By November 1944, Mr. Vraciu had talked his way back into combat, still motivated by the Pearl Harbor attack, by Commander O’Hare’s death in combat and by his uncle’s promise of a $100 bounty for every enemy plane he downed. (He told The Gary Post-Tribune in 2010, however, that “I didn’t fight a war for medals, and I didn’t fight it for money.”)
The next month, he parachuted to safety after being shot down over the Philippines and was rescued by local guerrillas.
“They asked me two questions,” he said. “They wanted to know if movie star Madeleine Carroll was married the second time and whether Deanna Durbin had any children yet.” After dodging Japanese patrols for five weeks, they encountered advancing American forces.
After the war, Mr. Vraciu worked for the Navy as a test pilot and commanded a fighter squadron.
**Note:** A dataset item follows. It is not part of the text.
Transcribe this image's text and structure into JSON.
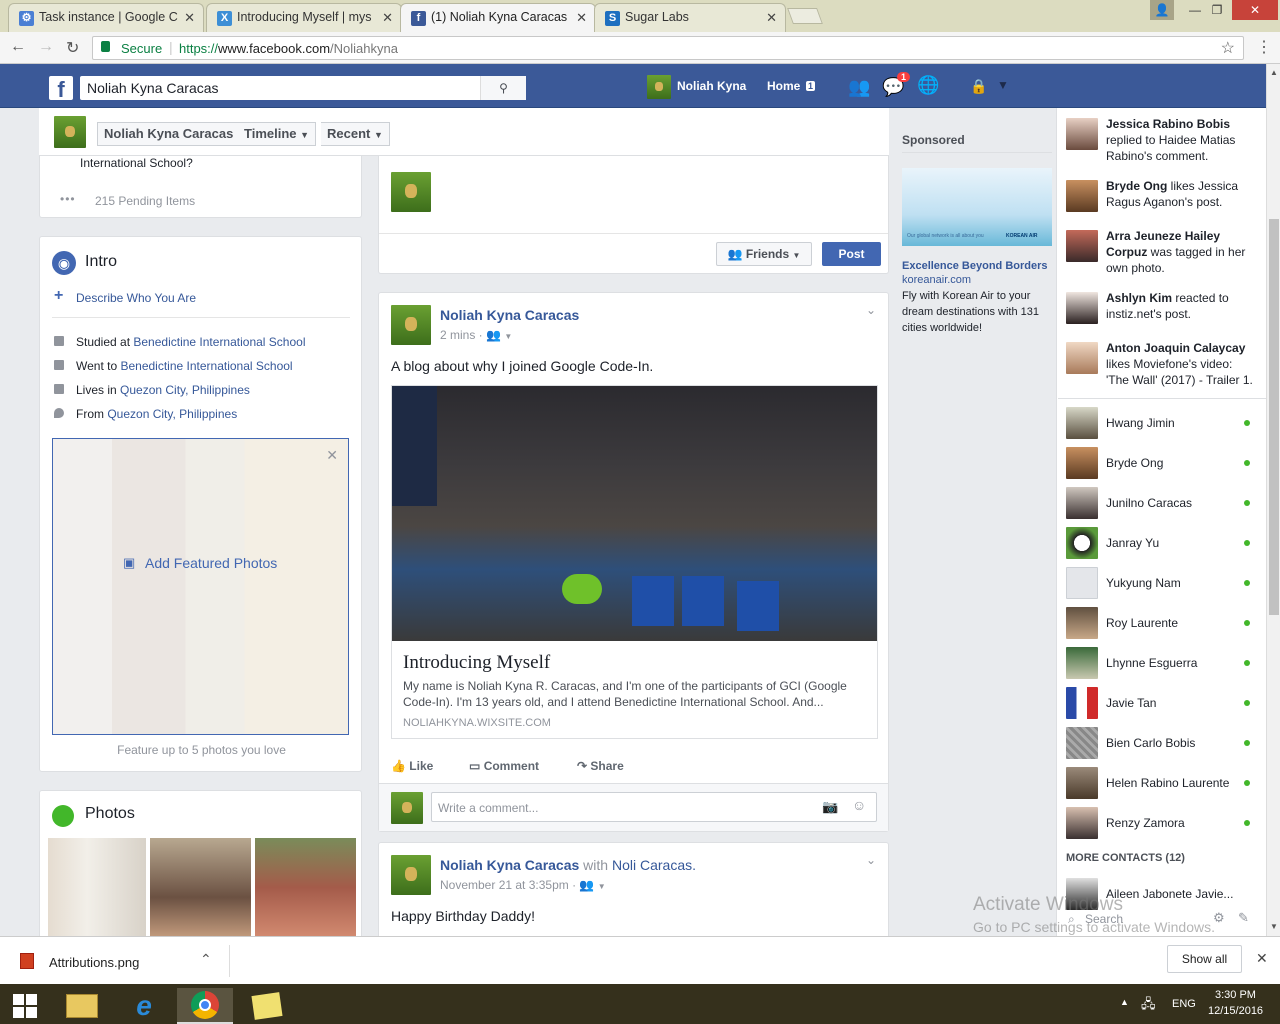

He retired in 1964 with the rank of commander and joined Wells Fargo Bank as a trust officer.
He appeared in a History Channel documentary and was the subject of a biography, “Fighter Pilot.” But he recalled for the oral history project that in the Navy he had never flaunted his credentials as an ace, a term usually defined as a pilot with five or more kills.
“We didn’t say, ‘Ah, I’m going to be an ace!’ Nor did many people say, ‘Congratulations, Ace.’ More probably, they’d kid you. You’d say: ‘How do you spell ace? With an s or a c?’ ”
Robert Vraciu recalled that although his father had been modest, he could also be unforgiving. When he was in his 80s, the fighter pilots association decided to invite a delegation of World War II Japanese aces to its annual convention.
“That didn’t sit well with him,” Robert Vraciu said. “I don’t think he was comfortable doing that. He lost a lot of friends. He had a long memory.”
- Alex Vraciu, on the carrier Lexington, showing his Philippine Sea tally on June 19, 1944.